From the Back Cover:
Though more than sixty years have passed since this remarkable novel won the Pulitzer Prize, it has retained its popularity and become one of the great modern classics. “I can only write what I know, and I know nothing but China, having always lived there,” writes Pearl Buck. In The Good Earth she presents a graphic view of a China when the last emperor reigned and the vast political and social upheavals of the twentieth century were but distant rumblings for the ordinary people. This moving, classic story of the honest farmer Wang Lung and his selfless wife O-Lan is must reading for those who would fully appreciate the sweeping changes that occurred in the lives of the Chinese people during the twentieth century.
The Good Earth was assigned reading for most of my friends somewhere in middle school or early high school, and I only ever heard them speak of it with dread, although that was all I heard them say about any of the books they had to read. For some reason or the other, though, I managed to avoid reading it during my grade school years. When it came time to approach this novel, though, I had some apprehensions stemming from the early negative feedback I heard about it, despite finding that I enjoyed many of the books I’d initially dismissed in grade school when I had the chance to go back and read them without the label “homework” or the pressure to finish them before I was tested over them. These initial apprehensions soon fell apart as I read the book and was caught up in the life of Wang Lung, the poor Chinese farmer.

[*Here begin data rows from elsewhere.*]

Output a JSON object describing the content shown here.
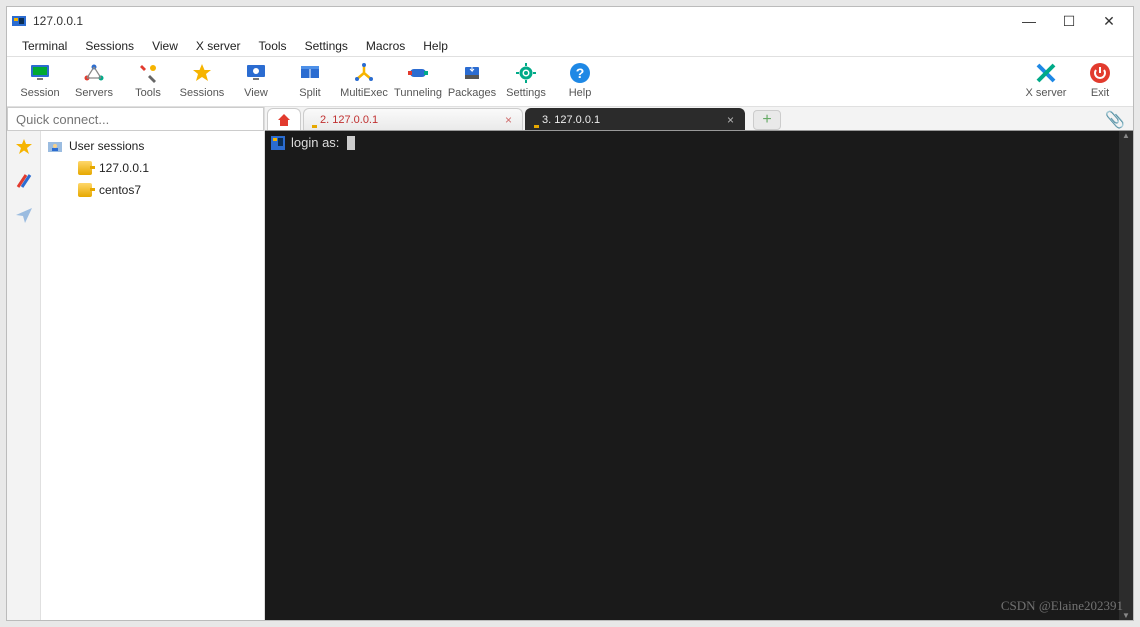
{
  "title": "127.0.0.1",
  "window_controls": {
    "min": "—",
    "max": "☐",
    "close": "✕"
  },
  "menubar": [
    "Terminal",
    "Sessions",
    "View",
    "X server",
    "Tools",
    "Settings",
    "Macros",
    "Help"
  ],
  "toolbar": [
    {
      "label": "Session",
      "icon": "session"
    },
    {
      "label": "Servers",
      "icon": "servers"
    },
    {
      "label": "Tools",
      "icon": "tools"
    },
    {
      "label": "Sessions",
      "icon": "star"
    },
    {
      "label": "View",
      "icon": "view"
    },
    {
      "label": "Split",
      "icon": "split"
    },
    {
      "label": "MultiExec",
      "icon": "multiexec"
    },
    {
      "label": "Tunneling",
      "icon": "tunnel"
    },
    {
      "label": "Packages",
      "icon": "packages"
    },
    {
      "label": "Settings",
      "icon": "settings"
    },
    {
      "label": "Help",
      "icon": "help"
    }
  ],
  "toolbar_right": [
    {
      "label": "X server",
      "icon": "xserver"
    },
    {
      "label": "Exit",
      "icon": "exit"
    }
  ],
  "quick_connect_placeholder": "Quick connect...",
  "side_tabs": [
    "star",
    "pencils",
    "paperplane"
  ],
  "tree": {
    "root_label": "User sessions",
    "items": [
      {
        "label": "127.0.0.1"
      },
      {
        "label": "centos7"
      }
    ]
  },
  "tabs": {
    "home": "home",
    "inactive": {
      "label": "2. 127.0.0.1"
    },
    "active": {
      "label": "3. 127.0.0.1"
    },
    "new": "+"
  },
  "terminal": {
    "prompt": "login as:"
  },
  "watermark": "CSDN @Elaine202391",
  "colors": {
    "accent": "#2b6cd1",
    "star": "#f6b400",
    "exit": "#e23b2e",
    "help": "#1e88e5"
  }
}
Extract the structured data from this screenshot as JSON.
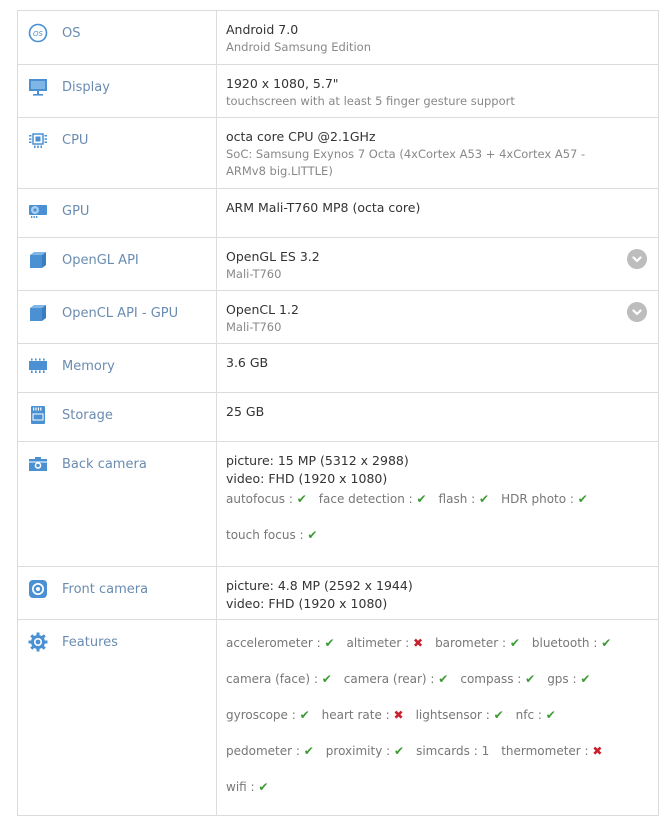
{
  "colors": {
    "accent": "#4a90d2",
    "label": "#6a8cb1",
    "ok": "#3d9a35",
    "no": "#c8202c"
  },
  "rows": {
    "os": {
      "label": "OS",
      "main": "Android 7.0",
      "sub": "Android Samsung Edition",
      "icon": "os-icon"
    },
    "display": {
      "label": "Display",
      "main": "1920 x 1080, 5.7\"",
      "sub": "touchscreen with at least 5 finger gesture support",
      "icon": "monitor-icon"
    },
    "cpu": {
      "label": "CPU",
      "main": "octa core CPU @2.1GHz",
      "sub": "SoC: Samsung Exynos 7 Octa (4xCortex A53 + 4xCortex A57 - ARMv8 big.LITTLE)",
      "icon": "cpu-chip-icon"
    },
    "gpu": {
      "label": "GPU",
      "main": "ARM Mali-T760 MP8 (octa core)",
      "icon": "gpu-card-icon"
    },
    "opengl": {
      "label": "OpenGL API",
      "main": "OpenGL ES 3.2",
      "sub": "Mali-T760",
      "icon": "cube-icon"
    },
    "opencl": {
      "label": "OpenCL API - GPU",
      "main": "OpenCL 1.2",
      "sub": "Mali-T760",
      "icon": "cube-icon"
    },
    "memory": {
      "label": "Memory",
      "main": "3.6 GB",
      "icon": "memory-icon"
    },
    "storage": {
      "label": "Storage",
      "main": "25 GB",
      "icon": "sd-card-icon"
    },
    "back_camera": {
      "label": "Back camera",
      "picture": "picture: 15 MP (5312 x 2988)",
      "video": "video: FHD (1920 x 1080)",
      "features": [
        {
          "name": "autofocus :",
          "status": "yes"
        },
        {
          "name": "face detection :",
          "status": "yes"
        },
        {
          "name": "flash :",
          "status": "yes"
        },
        {
          "name": "HDR photo :",
          "status": "yes"
        },
        {
          "name": "touch focus :",
          "status": "yes"
        }
      ],
      "icon": "camera-icon"
    },
    "front_camera": {
      "label": "Front camera",
      "picture": "picture: 4.8 MP (2592 x 1944)",
      "video": "video: FHD (1920 x 1080)",
      "icon": "front-camera-icon"
    },
    "features": {
      "label": "Features",
      "icon": "gear-icon",
      "items": [
        {
          "name": "accelerometer :",
          "status": "yes"
        },
        {
          "name": "altimeter :",
          "status": "no"
        },
        {
          "name": "barometer :",
          "status": "yes"
        },
        {
          "name": "bluetooth :",
          "status": "yes"
        },
        {
          "name": "camera (face) :",
          "status": "yes"
        },
        {
          "name": "camera (rear) :",
          "status": "yes"
        },
        {
          "name": "compass :",
          "status": "yes"
        },
        {
          "name": "gps :",
          "status": "yes"
        },
        {
          "name": "gyroscope :",
          "status": "yes"
        },
        {
          "name": "heart rate :",
          "status": "no"
        },
        {
          "name": "lightsensor :",
          "status": "yes"
        },
        {
          "name": "nfc :",
          "status": "yes"
        },
        {
          "name": "pedometer :",
          "status": "yes"
        },
        {
          "name": "proximity :",
          "status": "yes"
        },
        {
          "name": "simcards :",
          "value": "1"
        },
        {
          "name": "thermometer :",
          "status": "no"
        },
        {
          "name": "wifi :",
          "status": "yes"
        }
      ]
    }
  },
  "symbols": {
    "yes": "✔",
    "no": "✖"
  }
}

The story itself follows and old clichéd pattern: the poor protagonist, through hard work and a little bit of luck, pulls himself up out of poverty to a life of wealth and luxury. But despite the use of an otherwise overused trope in storytelling, The Good Earth is still fresh and engrossing, and provides a look at a culture that was otherwise unknown to most Americans who read this book in the early 1930s.